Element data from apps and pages
Content starts
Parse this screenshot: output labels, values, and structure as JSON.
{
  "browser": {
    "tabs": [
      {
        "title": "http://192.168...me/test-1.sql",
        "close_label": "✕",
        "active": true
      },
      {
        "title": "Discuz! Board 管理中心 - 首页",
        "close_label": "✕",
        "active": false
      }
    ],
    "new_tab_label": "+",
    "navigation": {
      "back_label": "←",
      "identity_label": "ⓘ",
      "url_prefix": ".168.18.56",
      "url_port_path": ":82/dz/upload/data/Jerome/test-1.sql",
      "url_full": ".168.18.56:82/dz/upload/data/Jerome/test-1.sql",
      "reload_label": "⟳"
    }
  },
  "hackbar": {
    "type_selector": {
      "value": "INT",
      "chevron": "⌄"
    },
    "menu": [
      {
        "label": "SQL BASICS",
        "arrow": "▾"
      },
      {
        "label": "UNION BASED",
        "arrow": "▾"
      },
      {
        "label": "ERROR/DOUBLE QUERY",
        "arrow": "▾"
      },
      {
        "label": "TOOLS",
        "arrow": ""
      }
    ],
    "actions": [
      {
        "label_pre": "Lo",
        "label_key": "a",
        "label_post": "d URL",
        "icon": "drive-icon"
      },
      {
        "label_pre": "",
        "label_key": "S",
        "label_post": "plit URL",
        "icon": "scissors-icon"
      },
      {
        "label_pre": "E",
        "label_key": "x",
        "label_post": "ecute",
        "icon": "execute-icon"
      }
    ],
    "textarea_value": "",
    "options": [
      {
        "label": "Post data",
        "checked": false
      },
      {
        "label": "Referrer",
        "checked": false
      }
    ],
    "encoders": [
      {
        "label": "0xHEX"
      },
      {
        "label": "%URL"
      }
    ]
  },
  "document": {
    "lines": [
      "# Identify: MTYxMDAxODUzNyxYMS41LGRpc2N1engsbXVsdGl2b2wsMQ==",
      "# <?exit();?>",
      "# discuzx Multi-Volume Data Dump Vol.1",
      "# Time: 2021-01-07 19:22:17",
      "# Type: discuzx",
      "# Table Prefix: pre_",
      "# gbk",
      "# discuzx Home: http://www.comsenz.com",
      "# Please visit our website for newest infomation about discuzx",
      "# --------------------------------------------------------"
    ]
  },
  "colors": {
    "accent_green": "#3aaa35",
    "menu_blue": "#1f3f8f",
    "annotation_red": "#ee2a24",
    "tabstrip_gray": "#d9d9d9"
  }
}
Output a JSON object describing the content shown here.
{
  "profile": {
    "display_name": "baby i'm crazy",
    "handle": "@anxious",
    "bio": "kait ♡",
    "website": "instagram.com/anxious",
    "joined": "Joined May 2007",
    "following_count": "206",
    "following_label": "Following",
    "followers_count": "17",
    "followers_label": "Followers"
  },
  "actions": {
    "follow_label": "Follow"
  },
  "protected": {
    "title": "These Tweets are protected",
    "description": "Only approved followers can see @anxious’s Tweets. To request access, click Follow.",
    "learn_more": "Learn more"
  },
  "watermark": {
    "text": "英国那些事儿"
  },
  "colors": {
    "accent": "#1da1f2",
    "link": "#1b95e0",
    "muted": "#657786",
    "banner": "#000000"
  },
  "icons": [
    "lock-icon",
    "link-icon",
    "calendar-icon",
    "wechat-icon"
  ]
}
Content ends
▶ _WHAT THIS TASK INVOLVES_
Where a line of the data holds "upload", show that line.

▶ _RESPONSE TO THIS EXERCISE_
      "url_port_path": ":82/dz/upload/data/Jerome/test-1.sql",
      "url_full": ".168.18.56:82/dz/upload/data/Jerome/test-1.sql",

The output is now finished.